Phil Harknett, who lives between two short-term rentals (STRs) on a small lake in Dysart, appealed to County council June 28 to finally regulate and tax the industry.
“What we have here is second homes that people have invested in as a business, and it’s time this County got down to taxing and regulating these businesses,” he said.
Harknett added STR owners would be charged under the regulations to generate revenue for the County and townships. He noted regulating would also ensure the safety of renters. He added STRs are affecting long-term rentals, housing prices, and the ability of businesses to get staff due to a lack of housing.
With more than 10 STRs on his lake of 45 properties, he said it’s a myth they’re good for the economy because renters bring everything with them and do not leave their cottages.
Harknett said Lake of Bays and the City of Kawartha Lakes are acting but, “we don’t have anything. The County doesn’t have to reinvent the wheel here. We just need to talk to other municipalities to find out how this is done. I’m asking you guys not to kick this can down the road… it’s time. Let’s get this done.”

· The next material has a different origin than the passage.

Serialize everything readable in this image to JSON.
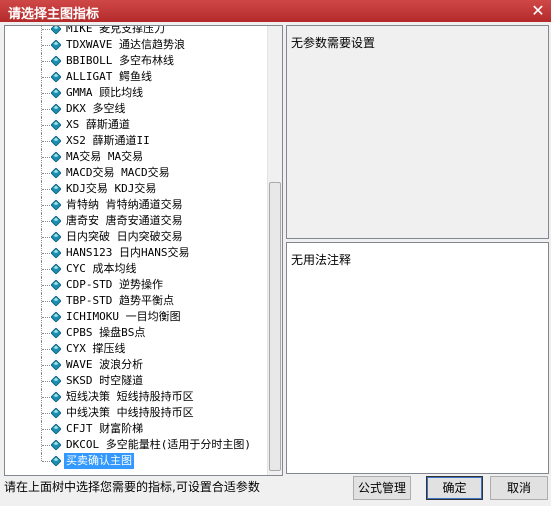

Highlands East was the first township to discuss possible regulation of the industry in 2018. Algonquin Highlands briefly flirted with it as well. However, it has rested at the County level for years now. Despite there being draft bylaws, with legal opinions, County council has yet to pull the trigger, although Warden Liz Danielsen said they are close.

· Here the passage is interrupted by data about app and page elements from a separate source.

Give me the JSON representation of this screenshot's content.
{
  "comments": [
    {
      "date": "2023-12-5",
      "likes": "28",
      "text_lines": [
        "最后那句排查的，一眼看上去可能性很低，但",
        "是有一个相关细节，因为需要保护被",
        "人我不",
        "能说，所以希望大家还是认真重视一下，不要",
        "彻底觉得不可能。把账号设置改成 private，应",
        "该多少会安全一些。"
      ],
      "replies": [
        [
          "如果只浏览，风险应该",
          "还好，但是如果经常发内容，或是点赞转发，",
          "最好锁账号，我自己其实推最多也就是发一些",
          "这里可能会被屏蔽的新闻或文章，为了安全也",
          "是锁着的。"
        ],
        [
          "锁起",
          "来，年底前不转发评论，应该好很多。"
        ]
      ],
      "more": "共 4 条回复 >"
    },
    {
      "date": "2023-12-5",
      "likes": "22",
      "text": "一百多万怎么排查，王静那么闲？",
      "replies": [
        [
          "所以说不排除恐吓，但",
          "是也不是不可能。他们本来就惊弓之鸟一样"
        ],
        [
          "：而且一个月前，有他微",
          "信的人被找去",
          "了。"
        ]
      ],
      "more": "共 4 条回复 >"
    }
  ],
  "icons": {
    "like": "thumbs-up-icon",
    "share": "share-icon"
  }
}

County considers a contractor
Much of last week’s meeting was devoted to the topic.
Director of planning, Steve Stone, said since the early days of municipalities implementing STR programs, there have been “a number of third-party services arising to help assist municipalities in rolling out and regulating the program.”
He said the companies pinpoint where STRs are, from advertising and agencies. He estimated there are close to 1,500 in the County. He said they would contact operators about licensing. They send out e-forms, such as a code of conduct, verifying inspections for Ontario Building Code, fire compliance, and septic system performance. They also monitor compliance and have a 24/7 complaint hotline. They also contact municipal staff for follow-up.
CAO Mike Rutter confirmed he and lower-tier CAOs had met with a third-party provider. He added the cost of hiring them would be significantly less than program revenue.
Coun. Murray Fearrey said, “I certainly like this approach. It’s going to take a tremendous load off staff here.” He also wanted onus on the property owner to say he or she has complied, with possible spot checks.
Rutter said the idea is a self-attestation of criteria being met followed by an audit over four or five years of all properties. Coun. Cec Ryall said they could use demerit points for “verifiable trust.”
Coun. Bob Carter said if they went with that, they could go directly to licensing and not need registration. He added no taxpayer dollars should go into the program, but it should be paid for by STR owners.
Fearrey also felt they should implement a municipal accommodation tax at the same time. A final decision has yet to be made on a MAT tax.
MAT provides funding for the tourism industry, as well as programs and services for visitors.
During the meeting, council also revisited the draft bylaws, determining they would license for a year; allow two people per bedroom, one parking spot per bedroom – with appropriate septic – appeals going to the County; not renting out bunkies as separate rentals; and demerit points for offences with three leading to license suspension.
Council voted to put out a request for information from a third party, have director of economic development, Scott Ovell, update a MAT tax report, and make amendments to the licensing bylaw for a future meeting.
Danielsen said: “we made some good steps today, really moving ahead.”